In summary, our data demonstrate that t10,c12-CLA accelerates mammary tumorigenesis and stimulates the growth of established tumors and preneoplastic lesions in a model of ErbB2-overexpressing mammary cancer, and that stimulation is associated with an increased activation of IGF-I/insulin receptor and its downstream targets Akt and ERK. Notably, these effects were isomer specific, and were not seen in mice supplemented with c9,t11-CLA. These data strongly suggest that a readily achievable dose of a CLA supplement containing the t10,c12 isomer (12) may be deleterious to women whose breast epithelium or tumor overexpresses Her2/ErbB2, as well, potentially, to other women at risk for breast cancer.
American Institute for Cancer Research (05B020) (M.M.I.); National Institutes of Health (CA61763) (M.M.I.); Avon-American Association for Cancer Research Scholar Award (X.M.); National Cancer Institute Roswell Park Cancer Center Support Grant (CA16056).
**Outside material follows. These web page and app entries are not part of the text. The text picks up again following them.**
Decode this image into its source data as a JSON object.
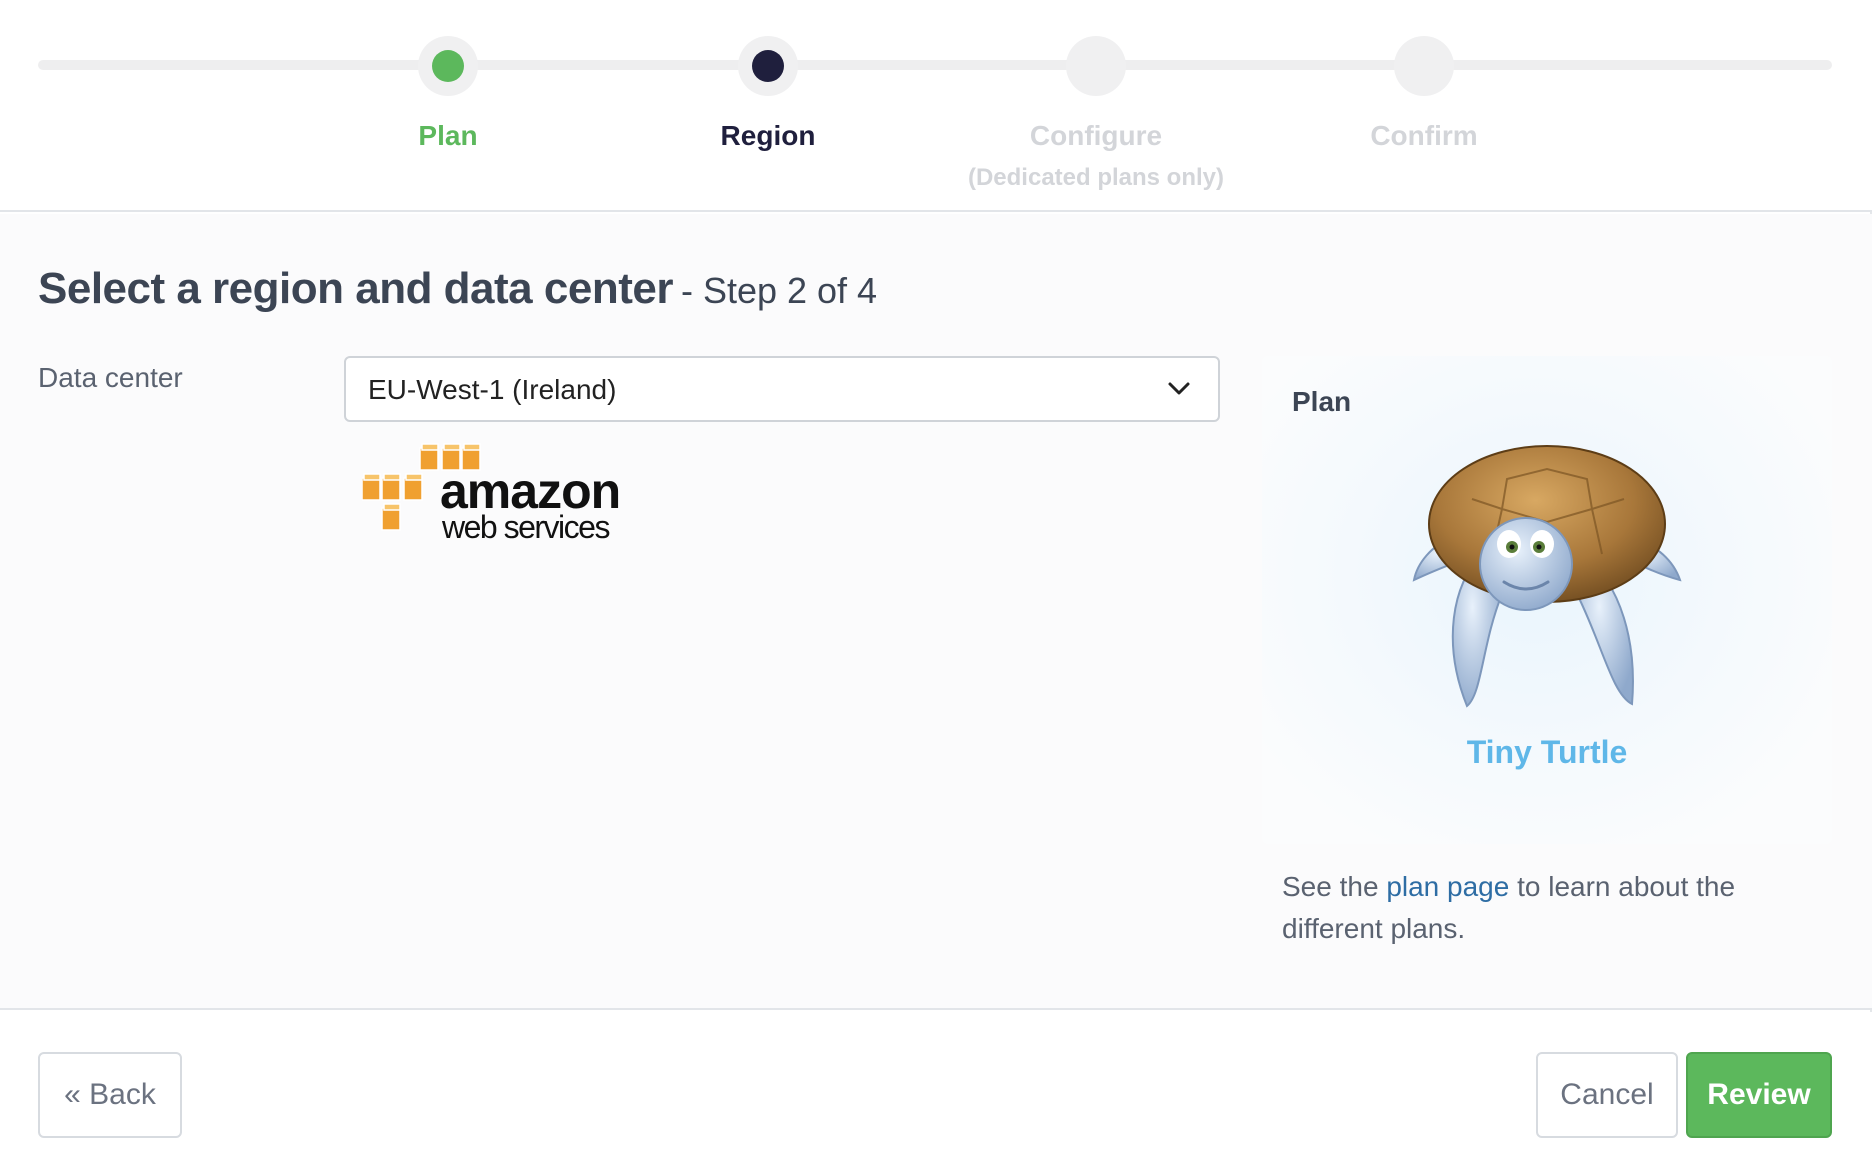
{
  "stepper": {
    "steps": [
      {
        "label": "Plan",
        "sublabel": "",
        "state": "completed"
      },
      {
        "label": "Region",
        "sublabel": "",
        "state": "current"
      },
      {
        "label": "Configure",
        "sublabel": "(Dedicated plans only)",
        "state": "upcoming"
      },
      {
        "label": "Confirm",
        "sublabel": "",
        "state": "upcoming"
      }
    ],
    "colors": {
      "completed": "#5cb85c",
      "current": "#1f1f3d",
      "upcoming": "#d3d5d9"
    }
  },
  "page": {
    "title": "Select a region and data center",
    "subtitle": "- Step 2 of 4"
  },
  "datacenter": {
    "label": "Data center",
    "selected": "EU-West-1 (Ireland)",
    "provider_logo": {
      "line1": "amazon",
      "line2": "web services"
    }
  },
  "plan_card": {
    "heading": "Plan",
    "plan_name": "Tiny Turtle",
    "note_prefix": "See the ",
    "note_link": "plan page",
    "note_suffix": " to learn about the different plans."
  },
  "footer": {
    "back_label": "« Back",
    "cancel_label": "Cancel",
    "review_label": "Review"
  },
  "icons": {
    "select_caret": "chevron-down-icon",
    "plan_mascot": "turtle-icon"
  }
}
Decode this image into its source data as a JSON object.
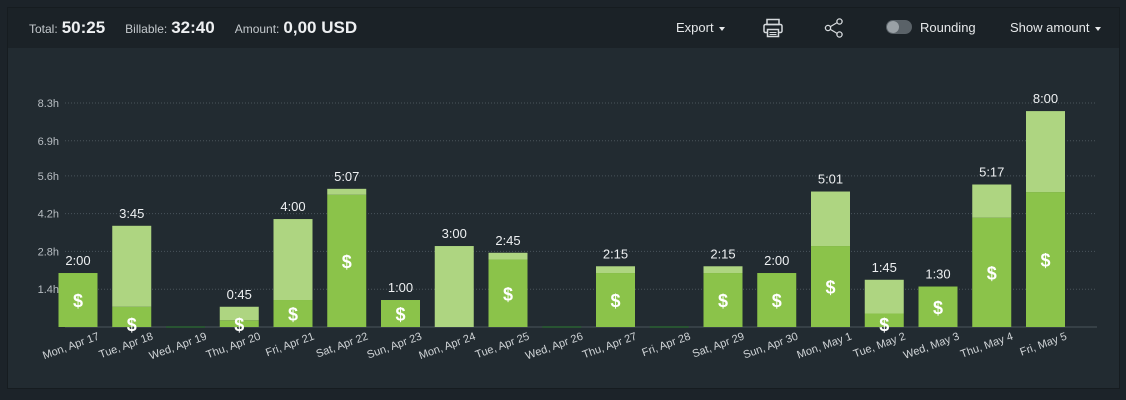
{
  "summary": {
    "total_label": "Total:",
    "total_value": "50:25",
    "billable_label": "Billable:",
    "billable_value": "32:40",
    "amount_label": "Amount:",
    "amount_value": "0,00 USD"
  },
  "toolbar": {
    "export_label": "Export",
    "rounding_label": "Rounding",
    "show_amount_label": "Show amount"
  },
  "colors": {
    "billable": "#8bc34a",
    "non_billable": "#aed581",
    "grid": "#4a545b",
    "axis_text": "#b8bec3",
    "label_text": "#eef0f2"
  },
  "chart_data": {
    "type": "bar",
    "stacked": true,
    "title": "",
    "xlabel": "",
    "ylabel": "",
    "ylim": [
      0,
      8.3
    ],
    "y_ticks": [
      1.4,
      2.8,
      4.2,
      5.6,
      6.9,
      8.3
    ],
    "y_tick_labels": [
      "1.4h",
      "2.8h",
      "4.2h",
      "5.6h",
      "6.9h",
      "8.3h"
    ],
    "grid": true,
    "categories": [
      "Mon, Apr 17",
      "Tue, Apr 18",
      "Wed, Apr 19",
      "Thu, Apr 20",
      "Fri, Apr 21",
      "Sat, Apr 22",
      "Sun, Apr 23",
      "Mon, Apr 24",
      "Tue, Apr 25",
      "Wed, Apr 26",
      "Thu, Apr 27",
      "Fri, Apr 28",
      "Sat, Apr 29",
      "Sun, Apr 30",
      "Mon, May 1",
      "Tue, May 2",
      "Wed, May 3",
      "Thu, May 4",
      "Fri, May 5"
    ],
    "totals": [
      2.0,
      3.75,
      0,
      0.75,
      4.0,
      5.12,
      1.0,
      3.0,
      2.75,
      0,
      2.25,
      0,
      2.25,
      2.0,
      5.02,
      1.75,
      1.5,
      5.28,
      8.0
    ],
    "total_labels": [
      "2:00",
      "3:45",
      "",
      "0:45",
      "4:00",
      "5:07",
      "1:00",
      "3:00",
      "2:45",
      "",
      "2:15",
      "",
      "2:15",
      "2:00",
      "5:01",
      "1:45",
      "1:30",
      "5:17",
      "8:00"
    ],
    "series": [
      {
        "values": [
          2.0,
          0.75,
          0,
          0.25,
          1.0,
          4.9,
          1.0,
          0,
          2.5,
          0,
          2.0,
          0,
          2.0,
          2.0,
          3.0,
          0.5,
          1.5,
          4.05,
          5.0
        ]
      },
      {
        "values": [
          0,
          3.0,
          0,
          0.5,
          3.0,
          0.22,
          0,
          3.0,
          0.25,
          0,
          0.25,
          0,
          0.25,
          0,
          2.02,
          1.25,
          0,
          1.23,
          3.0
        ]
      }
    ],
    "billable_marker": "$"
  }
}
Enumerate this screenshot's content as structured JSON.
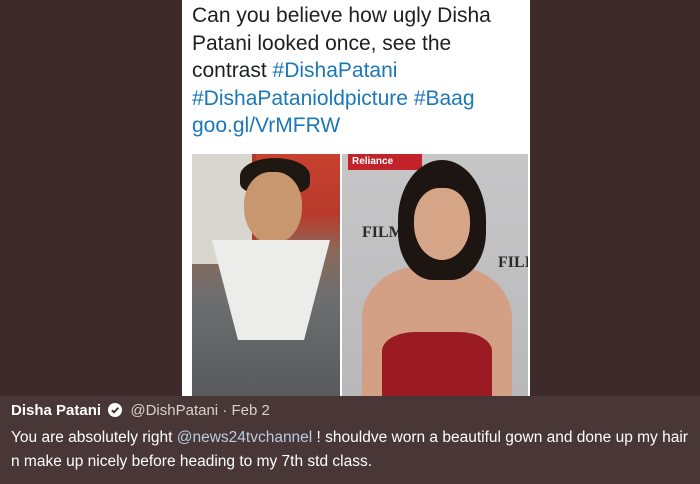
{
  "quoted_tweet": {
    "text_before": "Can you believe how ugly Disha Patani looked once, see the contrast ",
    "hashtag_1": "#DishaPatani",
    "hashtag_2": "#DishaPatanioldpicture",
    "hashtag_3": "#Baag",
    "link": "goo.gl/VrMFRW"
  },
  "images": {
    "right_banner": "Reliance",
    "right_logo_1": "FILMFA",
    "right_logo_2": "FILI"
  },
  "reply": {
    "author": "Disha Patani",
    "handle": "@DishPatani",
    "separator": "·",
    "date": "Feb 2",
    "text_before": "You are absolutely right ",
    "mention": "@news24tvchannel",
    "text_after": " ! shouldve worn a beautiful gown and done up my hair n make up nicely before heading to my 7th std class."
  },
  "colors": {
    "background": "#3e2a2b",
    "hashtag": "#1b78b8",
    "verified_badge": "#ffffff"
  }
}
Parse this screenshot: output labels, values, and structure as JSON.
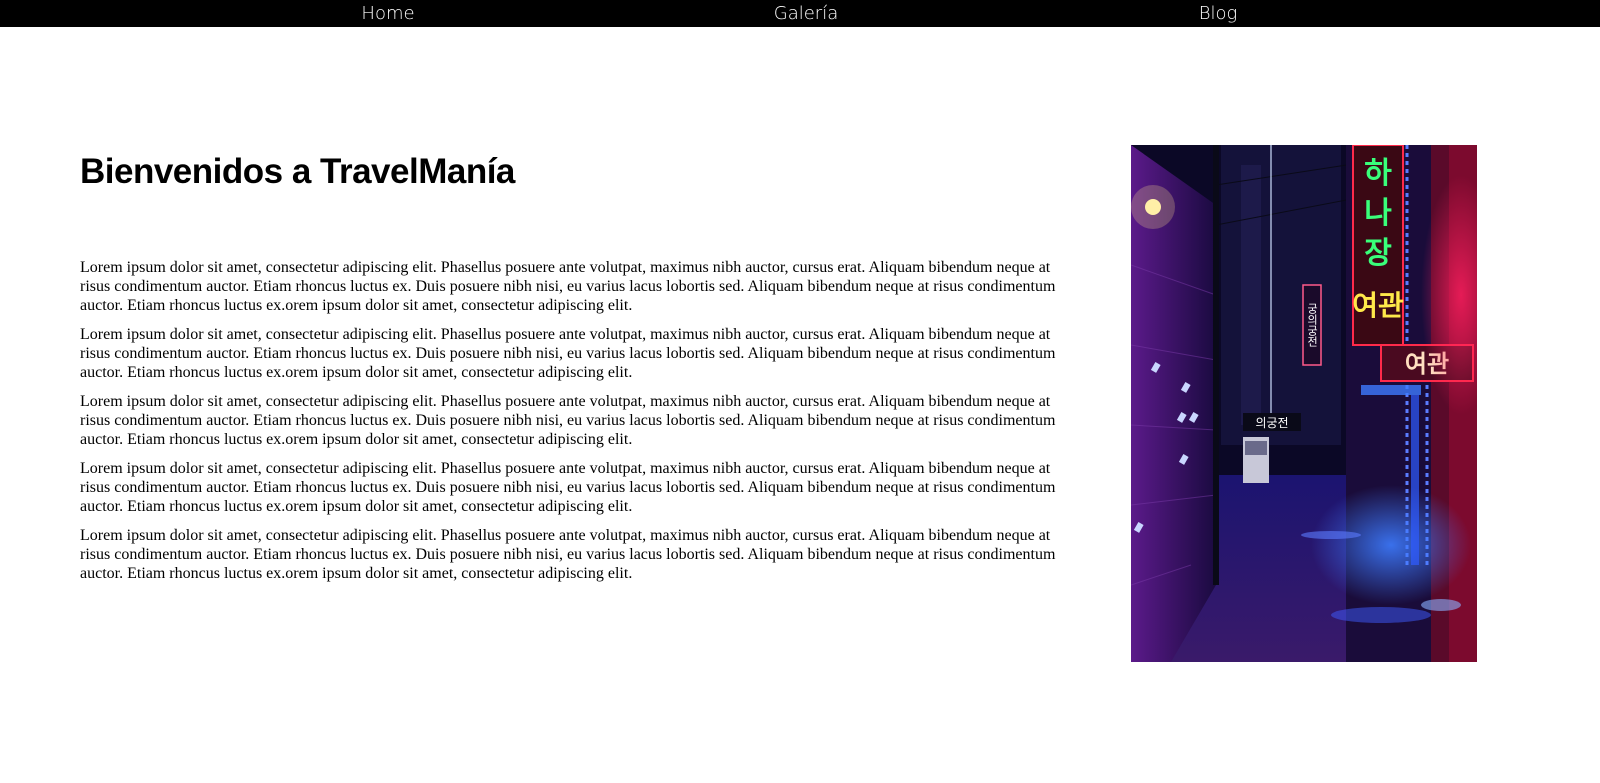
{
  "nav": {
    "items": [
      {
        "label": "Home"
      },
      {
        "label": "Galería"
      },
      {
        "label": "Blog"
      }
    ]
  },
  "main": {
    "title": "Bienvenidos a TravelManía",
    "paragraphs": [
      "Lorem ipsum dolor sit amet, consectetur adipiscing elit. Phasellus posuere ante volutpat, maximus nibh auctor, cursus erat. Aliquam bibendum neque at risus condimentum auctor. Etiam rhoncus luctus ex. Duis posuere nibh nisi, eu varius lacus lobortis sed. Aliquam bibendum neque at risus condimentum auctor. Etiam rhoncus luctus ex.orem ipsum dolor sit amet, consectetur adipiscing elit.",
      "Lorem ipsum dolor sit amet, consectetur adipiscing elit. Phasellus posuere ante volutpat, maximus nibh auctor, cursus erat. Aliquam bibendum neque at risus condimentum auctor. Etiam rhoncus luctus ex. Duis posuere nibh nisi, eu varius lacus lobortis sed. Aliquam bibendum neque at risus condimentum auctor. Etiam rhoncus luctus ex.orem ipsum dolor sit amet, consectetur adipiscing elit.",
      "Lorem ipsum dolor sit amet, consectetur adipiscing elit. Phasellus posuere ante volutpat, maximus nibh auctor, cursus erat. Aliquam bibendum neque at risus condimentum auctor. Etiam rhoncus luctus ex. Duis posuere nibh nisi, eu varius lacus lobortis sed. Aliquam bibendum neque at risus condimentum auctor. Etiam rhoncus luctus ex.orem ipsum dolor sit amet, consectetur adipiscing elit.",
      "Lorem ipsum dolor sit amet, consectetur adipiscing elit. Phasellus posuere ante volutpat, maximus nibh auctor, cursus erat. Aliquam bibendum neque at risus condimentum auctor. Etiam rhoncus luctus ex. Duis posuere nibh nisi, eu varius lacus lobortis sed. Aliquam bibendum neque at risus condimentum auctor. Etiam rhoncus luctus ex.orem ipsum dolor sit amet, consectetur adipiscing elit.",
      "Lorem ipsum dolor sit amet, consectetur adipiscing elit. Phasellus posuere ante volutpat, maximus nibh auctor, cursus erat. Aliquam bibendum neque at risus condimentum auctor. Etiam rhoncus luctus ex. Duis posuere nibh nisi, eu varius lacus lobortis sed. Aliquam bibendum neque at risus condimentum auctor. Etiam rhoncus luctus ex.orem ipsum dolor sit amet, consectetur adipiscing elit."
    ]
  },
  "image": {
    "signs": [
      "하",
      "나",
      "장",
      "여관",
      "여관",
      "궁의궁전",
      "의궁전"
    ]
  },
  "colors": {
    "navbar": "#000000",
    "neon_green": "#39ff7a",
    "neon_red": "#ff2a4a",
    "neon_blue": "#2f5bff",
    "neon_yellow": "#ffe94a"
  }
}
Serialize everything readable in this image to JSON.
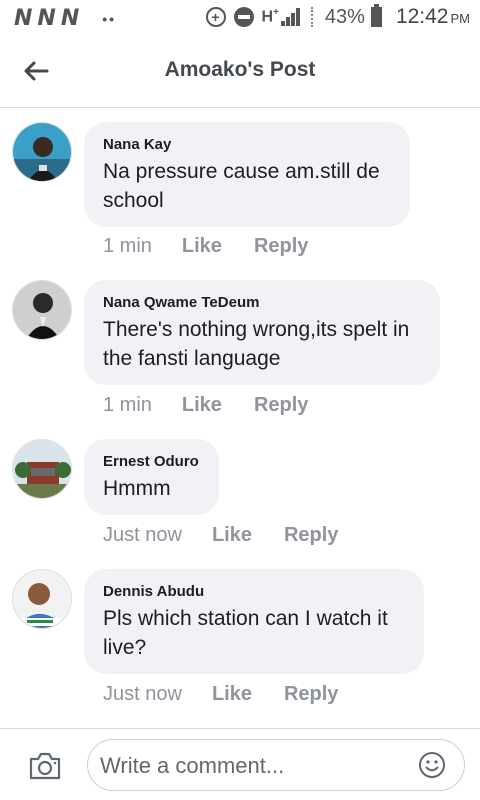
{
  "status_bar": {
    "notifications": [
      "N",
      "N",
      "N"
    ],
    "dots": "••",
    "network": "H",
    "network_sup": "+",
    "battery_percent": "43%",
    "time": "12:42",
    "time_suffix": "PM"
  },
  "header": {
    "title": "Amoako's Post",
    "back_icon": "arrow-left-icon"
  },
  "comments": [
    {
      "author": "Nana Kay",
      "text": "Na pressure cause am.still de school",
      "time": "1 min",
      "like_label": "Like",
      "reply_label": "Reply"
    },
    {
      "author": "Nana Qwame TeDeum",
      "text": "There's nothing wrong,its spelt in the fansti language",
      "time": "1 min",
      "like_label": "Like",
      "reply_label": "Reply"
    },
    {
      "author": "Ernest Oduro",
      "text": "Hmmm",
      "time": "Just now",
      "like_label": "Like",
      "reply_label": "Reply"
    },
    {
      "author": "Dennis Abudu",
      "text": "Pls which station can I watch it live?",
      "time": "Just now",
      "like_label": "Like",
      "reply_label": "Reply"
    }
  ],
  "composer": {
    "placeholder": "Write a comment...",
    "camera_icon": "camera-icon",
    "emoji_icon": "smiley-icon"
  },
  "colors": {
    "bubble": "#f0f2f5",
    "meta_text": "#90949c",
    "title_text": "#444950",
    "divider": "#dadde1"
  }
}
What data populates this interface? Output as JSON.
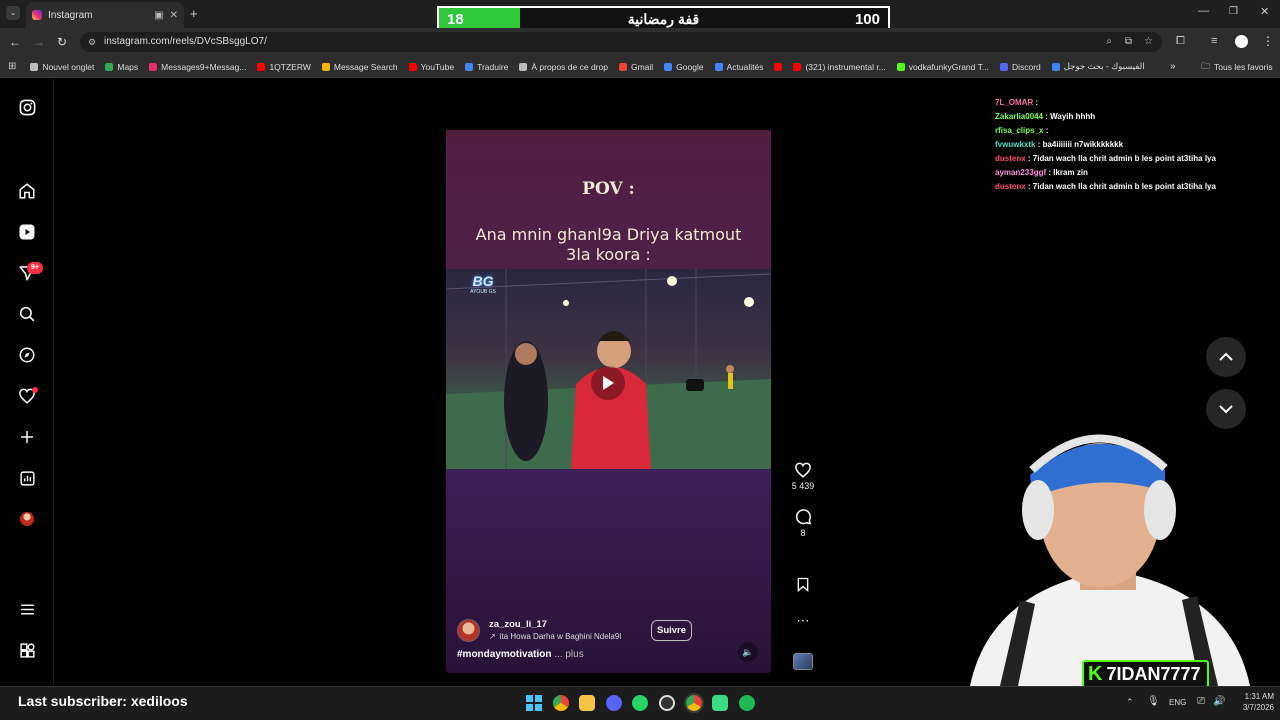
{
  "browser": {
    "tab_title": "Instagram",
    "url": "instagram.com/reels/DVcSBsggLO7/",
    "bookmarks": [
      {
        "label": "Nouvel onglet",
        "color": "#bbbbbb"
      },
      {
        "label": "Maps",
        "color": "#34a853"
      },
      {
        "label": "Messages9+Messag...",
        "color": "#e1306c"
      },
      {
        "label": "1QTZERW",
        "color": "#ff0000"
      },
      {
        "label": "Message Search",
        "color": "#f4b400"
      },
      {
        "label": "YouTube",
        "color": "#ff0000"
      },
      {
        "label": "Traduire",
        "color": "#4285f4"
      },
      {
        "label": "À propos de ce drop",
        "color": "#bbbbbb"
      },
      {
        "label": "Gmail",
        "color": "#ea4335"
      },
      {
        "label": "Google",
        "color": "#4285f4"
      },
      {
        "label": "Actualités",
        "color": "#4285f4"
      },
      {
        "label": "",
        "color": "#ff0000"
      },
      {
        "label": "(321) instrumental r...",
        "color": "#ff0000"
      },
      {
        "label": "vodkafunkyGrand T...",
        "color": "#53fc18"
      },
      {
        "label": "Discord",
        "color": "#5865f2"
      },
      {
        "label": "الفيسبوك - بحث جوجل",
        "color": "#4285f4"
      }
    ],
    "all_bookmarks": "Tous les favoris"
  },
  "score_overlay": {
    "title": "قفة رمضانية",
    "current": "18",
    "goal": "100",
    "progress": 0.18,
    "fill_color": "#2fc83a"
  },
  "sidebar": {
    "notification_badge": "9+",
    "icons": [
      "instagram-logo-icon",
      "home-icon",
      "reels-icon",
      "messages-icon",
      "search-icon",
      "explore-icon",
      "notifications-icon",
      "create-icon",
      "dashboard-icon",
      "profile-icon",
      "menu-icon",
      "more-apps-icon"
    ]
  },
  "reel": {
    "pov": "POV :",
    "caption_line1": "Ana mnin ghanl9a Driya katmout",
    "caption_line2": "3la koora :",
    "watermark": "BG",
    "watermark_sub": "AYOUB GS",
    "username": "za_zou_li_17",
    "audio": "ita Howa Darha w Baghini Ndela9l",
    "follow_label": "Suivre",
    "hashtag": "#mondaymotivation",
    "more": "... plus",
    "likes": "5 439",
    "comments": "8"
  },
  "chat": [
    {
      "user": "7L_OMAR",
      "msg": " : ",
      "color": "#ff6fa8"
    },
    {
      "user": "Zakarlia0044",
      "msg": " : Wayih hhhh",
      "color": "#7dff5a"
    },
    {
      "user": "rfisa_clips_x",
      "msg": " : ",
      "color": "#7dff5a"
    },
    {
      "user": "fvwuwkxtk",
      "msg": " : ba4iiiiiii n7wikkkkkkk",
      "color": "#4de0c8"
    },
    {
      "user": "dustenx",
      "msg": " : 7idan wach lla chrit admin b les point at3tiha lya",
      "color": "#ff4d6d"
    },
    {
      "user": "ayman233ggf",
      "msg": " : Ikram zin",
      "color": "#ff8de0"
    },
    {
      "user": "dustenx",
      "msg": " : 7idan wach lla chrit admin b les point at3tiha lya",
      "color": "#ff4d6d"
    }
  ],
  "streamer": {
    "name": "7IDAN7777",
    "brand_color": "#53fc18"
  },
  "stream_footer": {
    "last_subscriber": "Last subscriber: xediloos"
  },
  "taskbar": {
    "lang": "ENG",
    "time": "1:31 AM",
    "date": "3/7/2026"
  }
}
We gratefully acknowledge Dr Patricia Masso-Welch for helpful discussions, Mary Vaughan for performing the immunohistochemistry and Jeannette Zak for photographing the whole mounts.
Conflict of Interest Statement: None declared.